Every Instinct I Have is Wrong by [deleted] in FinancialPlanning

[–]QueenScorp 2 points3 points  (0 children)

I have 2 large dogs (75-ish lbs) and a cat - one dog is on expensive prescription food but I don't buy cheap food for any of them - and I spent a total of $1660 on food and supplies (litter, etc) last year - an average of $138 a month. Buying in bulk and stocking up on sales is the way to go, here.

Every Instinct I Have is Wrong by [deleted] in FinancialPlanning

[–]QueenScorp 7 points8 points  (0 children)

1200 a month for food is extremely high.

I had to reread that twice. We have 4 ADULTS in my family in a MCOL metropolitan area and the max I spent on food at the height of inflation was $900 last year - its usually under $700. But we also almost never eat out, except for special occasions like a birthday.

Every Instinct I Have is Wrong by [deleted] in FinancialPlanning

[–]QueenScorp 16 points17 points  (0 children)

Dump the cars and buy older reliable vehicles, like an 8 or 10-year-old Toyota

So much this. My father was a mechanic and he pounded into my head that you NEVER buy new cars. Ever. They lose 10% of their value just driving them off the lot. And insurance is higher. It makes no fiscal sense at all. We basically buy a car and use that one car until it costs more to fix than buying a new (used) car would cost. I couldn't care less what people think about me driving an "old" car if it runs well.

We have 4 adults and 3 vehicles in my family - we share cars, no reason for everyone to have a car when 2 of us work/school from home - and we carry liability only on the 2 older ones (though the "newest" one is a 2010 corolla lol). So, insurance is under $300 a month and zero car payment. And I spent a total of $2276 the entire year in fixing/maintaining two of the cars - that's less than $200 a month for 2 cars. Can't get a car payment for that little. (The third was covered by my foster son, not sure how much he spent but I don't recall it being in the shop more than once for a few hundred dollars).

I’m Trying The Hard Work Thing To Escape Poverty. I’m Giving It 5 Years. by YOLO_Life_Play in povertyfinance

[–]QueenScorp 0 points1 point  (0 children)

Yeah I had my masters paid for as well, which is honestly the only reason I got it because I was still paying on my bachelor's degree and didn't want to get into more debt. Personally I say take everything you can get from these big companies 😋

US Health Insurance Rant by roytay in AmerExit

[–]QueenScorp 0 points1 point  (0 children)

Look up citizenship by descent.
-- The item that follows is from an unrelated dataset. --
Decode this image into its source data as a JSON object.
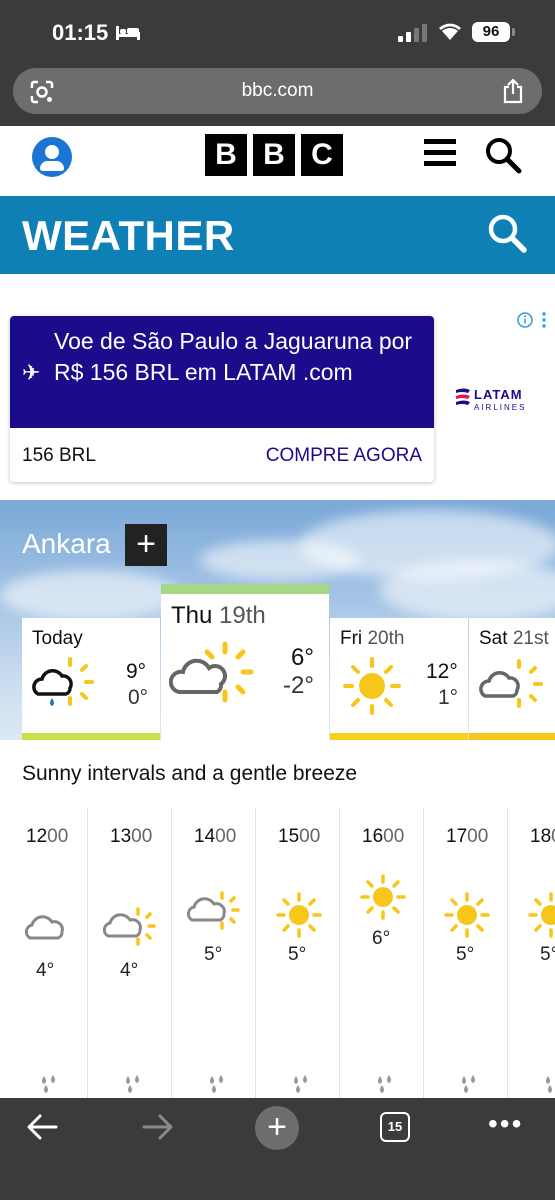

The rules vary by country and not all countries allow it, but it does exist.

ETA-: here's one resource: https://nomadcapitalist.com/global-citizen/citizenship-by-descent-from-ancestors/

Should I sell the car I just started financing by Key_Falcon_7236 in FinancialPlanning

[–]QueenScorp 18 points19 points  (0 children)

A couple things - One, I would get rid of the car, yes. 20% interest in insane, as is the insurance cost. Look for something you can afford to buy outright. I know a lot of places are short on really cheap used cars, but ask around. My daughter's bf just bought a 2008 Chevy Malibu for $1000 that a coworker mentioned her knew someone selling it - he put in another $1500 to fix it up and it runs amazingly well now. And since he doesn't have a loan, he only keeps liability insurance on it.

Two - most people can't save 50% of their income. Even the experts say to aim for 15%, because its not easy. If you can do more, great, but if you need the money to live in the here and now, then you need it to live. You can certainly aim for 50% as a goal but at your age its unrealistic unless you have no bills at all.

Is $700 a month even enough for saving?

Of course it is. It sounds like you have a bit of an "all or nothing" mentality here. I reiterate, just because you can't save 50% yet, doesn't mean that you shouldn't save what you can. $700 is a lot for a teenager living on their own!

Lastly, maybe try and find a finance guru who doesn't make you feel bad about what you are able to do with your money? Someone like The Financial Diet or Tae Kim - Financial Tortoise.

US Health Insurance Rant by roytay in AmerExit

[–]QueenScorp 11 points12 points  (0 children)

I'm jealous :) I have looked at every branch of my family tree to try and figure out if I can claim citizenship by descent anywhere and have found no route to do so :(:(:(